It’s always interesting to look back on a year in music.
For me 2015 started off quite slow as winter held on til April and hibernation mode was reluctant to relinquish its warm fuzzy fireside grip.
It was April when Dock of The Bay signalled a return to some degree of improved temperature and outlook with a great little one day festival at Glasson Dock Memorial Hall.
Bands all day outside on the Melodrome Stage then a great celebration of music in the hall at night.
And of course you can’t mention The Melodrome Stage without paying tribute to one of its founding fathers Chas Ambler, who sadly died in August from cancer.
He was described as a “kind, sweet and joyful musician” and has left a huge and invaluable imprint on the district’s musical heritage.
Another 2015 musical death - it felt like that to many - was that of The Lumberjack Cowboy Heartbreak Trucking Company in September.
They only went and released their final album A Different Country on the night of their final gig.
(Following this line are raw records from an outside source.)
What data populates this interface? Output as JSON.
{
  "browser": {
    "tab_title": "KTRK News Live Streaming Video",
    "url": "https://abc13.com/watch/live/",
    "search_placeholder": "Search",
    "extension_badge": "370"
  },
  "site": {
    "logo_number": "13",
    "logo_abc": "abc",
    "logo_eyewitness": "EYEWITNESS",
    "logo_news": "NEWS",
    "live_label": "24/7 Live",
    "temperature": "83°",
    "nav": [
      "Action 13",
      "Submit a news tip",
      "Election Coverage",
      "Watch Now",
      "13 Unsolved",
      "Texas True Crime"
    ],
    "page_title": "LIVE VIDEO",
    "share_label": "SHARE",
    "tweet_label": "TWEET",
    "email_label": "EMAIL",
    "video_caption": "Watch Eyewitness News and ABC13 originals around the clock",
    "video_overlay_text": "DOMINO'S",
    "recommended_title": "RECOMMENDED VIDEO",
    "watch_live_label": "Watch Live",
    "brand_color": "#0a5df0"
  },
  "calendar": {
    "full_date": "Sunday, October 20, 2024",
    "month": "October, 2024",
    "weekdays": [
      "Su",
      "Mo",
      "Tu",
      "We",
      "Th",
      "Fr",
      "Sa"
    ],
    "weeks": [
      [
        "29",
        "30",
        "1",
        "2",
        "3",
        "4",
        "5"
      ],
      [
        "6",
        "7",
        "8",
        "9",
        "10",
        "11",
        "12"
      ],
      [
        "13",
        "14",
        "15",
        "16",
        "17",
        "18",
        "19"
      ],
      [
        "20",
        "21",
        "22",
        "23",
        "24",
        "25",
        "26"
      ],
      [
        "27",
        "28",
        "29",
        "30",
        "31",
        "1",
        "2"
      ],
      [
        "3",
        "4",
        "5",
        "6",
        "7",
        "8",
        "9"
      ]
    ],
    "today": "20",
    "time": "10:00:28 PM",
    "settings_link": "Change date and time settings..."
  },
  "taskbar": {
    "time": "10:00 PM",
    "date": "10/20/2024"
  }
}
I’m still chewing my way through that one...
Lancaster Funk Club went from strength to strength as the year progressed and brought in some excellent acts from outside the area including Man About A Dog and Harry Hammond and the Midnight Experience.
I managed to catch The Dread Supreme at the brewery as part of Lancaster Jazz Festival which was a rare treat, and then Lancaster Music Festival broke all its own records (again) by making sure it was one of the most unique and original live music events in the country last year.
A-Wing at the castle has continued to put Lancaster on the electronic music map, bringing in globally renowned DJs and producers to the city throughout 2015.
And then last month the floods knocked out two of Lancaster’s most prolific purveyors of live music - The Bobbin and The Yorkshire House – with a subsequent Christmas single released by some of the district’s musicians to help those affected.
Carpe’s Christmas show on December 23 at The Gregson Centre (traditionally held at The Yorkshire House) raised money for venue staff who lost their jobs over the Christmas period, and an all day event at the John O’ Gaunt organised by Mark Simpson also raised hundreds of pounds.
Let’s hope the two venues are back on their feet as soon as possible - but it’s looking like at least March at the moment until they re-open.
Albums from Molly Warburton, Imogen Rae, David J Kelly and Intensely Staring Cats, to name a few, and the brilliant single Goofin’ Around (in Lancashire) from The Lovely Eggs were all released in 2015, and celebrated American poet Larry Beckett paid a visit to the city to perform with Lancaster’s The Long Lost Band at The Yorkie.
Lancaster Musicians Co-Op celebrated its 30th anniversary in 2015 with fundraising gigs and events, and a nod to the fact that there is still no medium to large sized music venue in Lancaster that could begin to attract nationally touring acts on a more regular and professional basis.
The Co-Op reckons it has the space and knows how to do this...so what are we waiting for Lancaster?
I enjoyed live performances outside of the area by Elton John at Westmorland County Showground, Faithless at Lytham Festival and Slamboree at The Ritz in Manchester, and of course the summer behemoth that is Beatherder Festival in the Ribble Valley in July.
Add to that a hundred or so little shows, gigs, ditties and jams dotted around Lancaster’s unique live music experience - including my own live debut at The Robert Gillow in November, and 2015 wasn’t a bad vintage year for music in the city.
Here’s to growing Lancaster’s music reputation further in 2016 by creating, enabling, promoting and supporting the live scene as much as we can.